Material to process Start Marker
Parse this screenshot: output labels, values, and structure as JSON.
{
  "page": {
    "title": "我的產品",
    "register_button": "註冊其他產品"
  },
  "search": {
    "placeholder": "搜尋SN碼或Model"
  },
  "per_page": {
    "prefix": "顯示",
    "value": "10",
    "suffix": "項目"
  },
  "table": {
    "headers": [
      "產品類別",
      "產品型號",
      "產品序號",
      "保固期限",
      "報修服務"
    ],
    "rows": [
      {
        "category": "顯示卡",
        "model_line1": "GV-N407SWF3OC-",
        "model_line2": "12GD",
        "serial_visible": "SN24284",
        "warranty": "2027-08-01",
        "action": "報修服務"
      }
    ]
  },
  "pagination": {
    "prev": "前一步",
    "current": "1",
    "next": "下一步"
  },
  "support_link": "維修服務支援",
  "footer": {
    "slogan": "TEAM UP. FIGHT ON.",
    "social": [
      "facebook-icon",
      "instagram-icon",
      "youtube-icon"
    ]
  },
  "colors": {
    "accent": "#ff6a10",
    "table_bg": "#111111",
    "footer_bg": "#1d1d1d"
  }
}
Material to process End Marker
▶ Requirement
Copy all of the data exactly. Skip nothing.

▶ Solution to this problem
Parse this screenshot: output labels, values, and structure as JSON.
{
  "page": {
    "title": "我的產品",
    "register_button": "註冊其他產品"
  },
  "search": {
    "placeholder": "搜尋SN碼或Model"
  },
  "per_page": {
    "prefix": "顯示",
    "value": "10",
    "suffix": "項目"
  },
  "table": {
    "headers": [
      "產品類別",
      "產品型號",
      "產品序號",
      "保固期限",
      "報修服務"
    ],
    "rows": [
      {
        "category": "顯示卡",
        "model_line1": "GV-N407SWF3OC-",
        "model_line2": "12GD",
        "serial_visible": "SN24284",
        "warranty": "2027-08-01",
        "action": "報修服務"
      }
    ]
  },
  "pagination": {
    "prev": "前一步",
    "current": "1",
    "next": "下一步"
  },
  "support_link": "維修服務支援",
  "footer": {
    "slogan": "TEAM UP. FIGHT ON.",
    "social": [
      "facebook-icon",
      "instagram-icon",
      "youtube-icon"
    ]
  },
  "colors": {
    "accent": "#ff6a10",
    "table_bg": "#111111",
    "footer_bg": "#1d1d1d"
  }
}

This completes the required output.